Burma’s resource diplomacy has reaped effective results with China. In January 2007, China vetoed a draft UN Security Council Resolution calling on “Myanmar’s Government to cease military attacks against civilians in ethnic minority regions and begin a substantive political dialogue that would lead to a genuine democratic transition.” Just three days later, a Production Sharing Contract was signed between China National Petroleum Company (CNPC) and Burma’s junta, the State Peace and Development Council, for exploration, drilling and production rights in three additional blocks. Just months later, the junta announced that it was selling the entire gas finds in blocks A-1 and A-3 (the Shwe gas) to China for a below market price. This caused the consortium of Indian and South Korean companies developing the gas fields to protest loudly. Indian media reports quoted Indian company officials as unhappy about the Chinese sale and reconsidering any further investments in western Burma’s gas.


India had considered itself the primary final purchaser of the Shwe gas and had developed plans for various transport routes, including investments in surveying pipeline and shipping options. After years of research and negotiations, however, they were suddenly cut out of the equation when the gas was sold to the Chinese.

Keen to regain lost ground, India dispatched its Oil Minister to seal new contracts in additional exploration blocks in September 2007. The visit came in the midst of unprecedented and peaceful demonstrations protesting the high price of fuel in Burma. India’s Minister promised an additional US$150 million in investment to the junta despite a violent crackdown on the monks leading the demonstrations (see Saffron Revolution section).

Beyond oil and gas, India has invested millions of dollars into the development of the port in Sittwe, the Kaladan transit transport multi-modal project, and roads linking the two countries. India has made multi-million dollar weapons sales to Burma as well.[1] These are all part and parcel of India’s “Look East” policy, one strategy for reducing the influence of China on its neighbor and in the region. In addition investment interests and geopolitical counter-balance, India is seeking to garner Burmese assistance in cracking down on armed separatists in northeast India.

World energy projections predict that by 2030 the world’s energy needs will be over 50% higher compared to 2007 and that China and India alone will account for 45% of the increase in demand.[2] The two countries are engaged in a global competitive search for gas and oil; the struggle for the Shwe Gas is a microcosm of that struggle as Burma is currently the leading alternative supplier for the world’s two fastest growing and energy-hungry economies.


Russia also has resource interests in Burma, including production contracts in three oil and gas blocks and mining interests. Russia has sold arms and military equipment to the junta and has announced plans to build a nuclear reactor in the country.
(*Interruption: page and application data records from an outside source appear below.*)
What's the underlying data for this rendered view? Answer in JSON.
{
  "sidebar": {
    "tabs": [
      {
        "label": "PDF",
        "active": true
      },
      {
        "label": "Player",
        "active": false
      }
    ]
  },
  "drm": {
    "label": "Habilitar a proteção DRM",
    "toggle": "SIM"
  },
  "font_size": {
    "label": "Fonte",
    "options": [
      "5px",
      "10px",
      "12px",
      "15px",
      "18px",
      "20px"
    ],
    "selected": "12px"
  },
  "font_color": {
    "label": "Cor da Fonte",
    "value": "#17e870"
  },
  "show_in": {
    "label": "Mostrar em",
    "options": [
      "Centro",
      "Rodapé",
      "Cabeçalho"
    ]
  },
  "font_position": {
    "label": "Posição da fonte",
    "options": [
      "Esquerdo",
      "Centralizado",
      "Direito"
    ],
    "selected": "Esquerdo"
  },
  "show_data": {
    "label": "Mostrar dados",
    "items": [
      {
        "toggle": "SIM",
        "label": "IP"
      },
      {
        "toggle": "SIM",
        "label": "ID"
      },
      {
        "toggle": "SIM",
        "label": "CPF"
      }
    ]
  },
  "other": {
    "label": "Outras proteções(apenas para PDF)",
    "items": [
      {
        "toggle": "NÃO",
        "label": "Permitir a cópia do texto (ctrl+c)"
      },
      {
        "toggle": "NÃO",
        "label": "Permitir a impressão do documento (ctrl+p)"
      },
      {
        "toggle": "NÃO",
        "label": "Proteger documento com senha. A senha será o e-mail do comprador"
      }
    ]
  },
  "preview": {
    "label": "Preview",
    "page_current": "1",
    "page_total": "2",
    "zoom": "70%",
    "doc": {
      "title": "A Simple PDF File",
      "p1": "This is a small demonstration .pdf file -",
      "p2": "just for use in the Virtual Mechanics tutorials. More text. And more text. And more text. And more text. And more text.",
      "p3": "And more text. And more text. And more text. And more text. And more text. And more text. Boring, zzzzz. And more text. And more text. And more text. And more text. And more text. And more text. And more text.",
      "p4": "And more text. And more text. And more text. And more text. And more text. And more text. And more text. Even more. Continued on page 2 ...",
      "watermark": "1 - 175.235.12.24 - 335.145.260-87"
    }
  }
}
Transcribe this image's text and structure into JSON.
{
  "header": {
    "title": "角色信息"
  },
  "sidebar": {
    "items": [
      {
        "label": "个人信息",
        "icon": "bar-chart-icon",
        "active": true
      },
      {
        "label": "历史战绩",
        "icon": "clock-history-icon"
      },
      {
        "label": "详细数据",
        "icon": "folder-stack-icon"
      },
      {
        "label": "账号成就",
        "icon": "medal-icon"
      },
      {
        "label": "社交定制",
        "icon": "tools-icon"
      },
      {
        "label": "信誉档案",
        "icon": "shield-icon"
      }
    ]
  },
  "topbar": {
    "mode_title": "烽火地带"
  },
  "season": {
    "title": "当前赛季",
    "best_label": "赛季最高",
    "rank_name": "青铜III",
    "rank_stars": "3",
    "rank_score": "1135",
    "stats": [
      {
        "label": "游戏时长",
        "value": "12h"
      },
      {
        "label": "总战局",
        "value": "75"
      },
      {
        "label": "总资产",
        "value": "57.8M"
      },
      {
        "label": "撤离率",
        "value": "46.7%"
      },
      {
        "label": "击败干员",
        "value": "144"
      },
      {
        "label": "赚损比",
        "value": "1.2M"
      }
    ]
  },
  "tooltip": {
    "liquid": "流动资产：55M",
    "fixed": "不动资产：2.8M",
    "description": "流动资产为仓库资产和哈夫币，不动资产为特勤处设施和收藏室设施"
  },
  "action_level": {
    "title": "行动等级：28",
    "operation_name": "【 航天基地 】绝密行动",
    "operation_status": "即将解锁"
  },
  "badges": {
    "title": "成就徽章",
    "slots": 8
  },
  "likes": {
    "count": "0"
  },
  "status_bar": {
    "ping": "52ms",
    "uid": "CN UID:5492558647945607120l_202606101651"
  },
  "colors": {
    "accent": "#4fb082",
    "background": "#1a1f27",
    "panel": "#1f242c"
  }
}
Not surprisingly, Russia is opposed to “attempts to internationalize the internal situation in Myanmar” and complied with China’s veto of the UN Security Council resolution in 2007.[3]


Thailand, the current ASEAN chair, relies on natural gas from Burma for twenty percent of its electricity supply and in 2008 was a leading investor in Burma. Singapore is also a lead investor in Burma, and Singaporean, Malaysian, and Vietnamese companies have stakes in oil and gas exploration blocks in Burma.[4] Several Burmese businesses run by tycoons aligned with top military generals are also registered in Singapore. Access to resources and trade interests, along with ASEAN’s traditional non-interference policy, has in the past resulted in muted criticism of Burma’s junta from the regional body.

[1] In addition to the Shwe Gas, the Indian oil company Essar has been conducting exploratory drilling in Arakan State since December 2008, following a recent discovery of oil reserves in northern Sittwe Township.


[2] World Energy Outlook: China and India Insights, Executive Summary, International Energy Agency, 2007.

[3] June 21, 2009 Itar-Tass (Russia) Moscow hopes for an unbiased trial of Suu Kyi

[4] It is interesting to note that within ASEAN, Vietnam. Malaysia, and Indonesia are all large producers of oil/gas but don’t have strong standards that include social and environmental safeguards.